Urban newcomers welcome to farm

By Baxter Black: PNT columnist

The phenomenon of backyard animal husbandry is spreading among urban folks with no farm background. They are choosing to raise fowl and small mammals to eat. The economy is the main factor but it apparently appeals to the “homegrown is better” mentality.

This rediscovery of the truth in the human/animal relationship must be agitating to the animal rights groups who have spent millions brainwashing the young and gullible, that raising animals to eat is somehow abnormal.

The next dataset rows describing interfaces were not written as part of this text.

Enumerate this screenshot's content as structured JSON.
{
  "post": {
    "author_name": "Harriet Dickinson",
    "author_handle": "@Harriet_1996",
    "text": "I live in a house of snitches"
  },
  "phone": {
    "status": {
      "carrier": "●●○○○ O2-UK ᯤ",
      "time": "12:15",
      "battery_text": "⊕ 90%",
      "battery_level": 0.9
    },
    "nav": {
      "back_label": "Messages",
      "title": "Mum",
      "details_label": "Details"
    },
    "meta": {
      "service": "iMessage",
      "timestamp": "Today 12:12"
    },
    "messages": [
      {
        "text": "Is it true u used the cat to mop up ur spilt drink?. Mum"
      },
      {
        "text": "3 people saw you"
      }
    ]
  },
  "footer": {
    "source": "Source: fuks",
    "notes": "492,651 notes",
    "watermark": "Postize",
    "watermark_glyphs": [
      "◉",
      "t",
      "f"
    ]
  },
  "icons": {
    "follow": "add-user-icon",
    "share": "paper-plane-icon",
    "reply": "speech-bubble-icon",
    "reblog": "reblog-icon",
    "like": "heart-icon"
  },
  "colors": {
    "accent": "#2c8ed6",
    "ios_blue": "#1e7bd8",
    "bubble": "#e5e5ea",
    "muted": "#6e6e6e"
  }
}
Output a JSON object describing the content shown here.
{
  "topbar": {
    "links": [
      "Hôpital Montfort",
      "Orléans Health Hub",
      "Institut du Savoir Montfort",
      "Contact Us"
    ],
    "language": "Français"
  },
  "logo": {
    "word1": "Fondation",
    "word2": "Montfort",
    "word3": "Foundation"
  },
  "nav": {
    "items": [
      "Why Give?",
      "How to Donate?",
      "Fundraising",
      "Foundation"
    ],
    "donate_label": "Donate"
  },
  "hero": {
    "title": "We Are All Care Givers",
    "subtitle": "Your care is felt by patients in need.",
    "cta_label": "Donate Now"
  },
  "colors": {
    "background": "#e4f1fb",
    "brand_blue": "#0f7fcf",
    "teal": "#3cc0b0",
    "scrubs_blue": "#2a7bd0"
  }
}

But, as the animal rightists are discovering, people aren’t stupid. The new urban animal husbandrymen are only two generations from grandmas that milked cows, butchered their own hog, raised chickens to eat and made their own sausage. Even if these urban newcomers only do it for a couple of years they will learn the importance of proper nutrition, parasite control, vaccinations and manure management. If their goat or rabbit gets sick they will realize that antibiotics are a miracle drug.

They will learn about withdrawal dates before slaughter or drinking the milk.

Big-city small-animal veterinarians may be forced to take continuing education courses in the care of small mammals, TB testing, and diseases of poultry. Hanging by their stethoscope and thermometer will be a hog snare, cow halter and a sheephook.

Although I am surprised by this renewed interest in livestock raising by these, mostly female urbanites, I shouldn’t be. In the last 25 years women have flooded the veterinary profession, the ag schools, the 4H and FFA. They are compassionate by nature and aggressively practical when it comes to protecting and providing for their family.

To the mortification of PETA and HSUS; there is no question in her mind when she hears the animal rights loonies equate the value of a rat or a monkey to that of her children.

We who raise livestock as “professionals” know the financial investment and the moral responsibility that we bear from the animals in our care.

We also understand the emotional attachment to those beasts that will make the ultimate sacrifice for our benefit.

In the first half of the 20th century over half the population was involved in agriculture first hand. Now that number is less than 2 percent. Therefore it is logical that a large portion of the human race is inherently good with animals. So that means in any cross section of urbanites, many hundreds of thousands of “animal lovers” have been removed from the shepherd/lamb relationship.

That capability and desire is inside them just waiting to participate in the natural cycle of “sex and birth and death and life,” as one urban goat raiser described it.

Both 9/11 and the recession have opened our eyes to the reality of surviving. They have exposed the frivolousness of some of the choices we made when we had the luxury to be wasteful. Seeing these urban animal husbandrymen join the ranks of animal production with serious intentions is encouraging. It’s like the world is tilting back and righting itself again.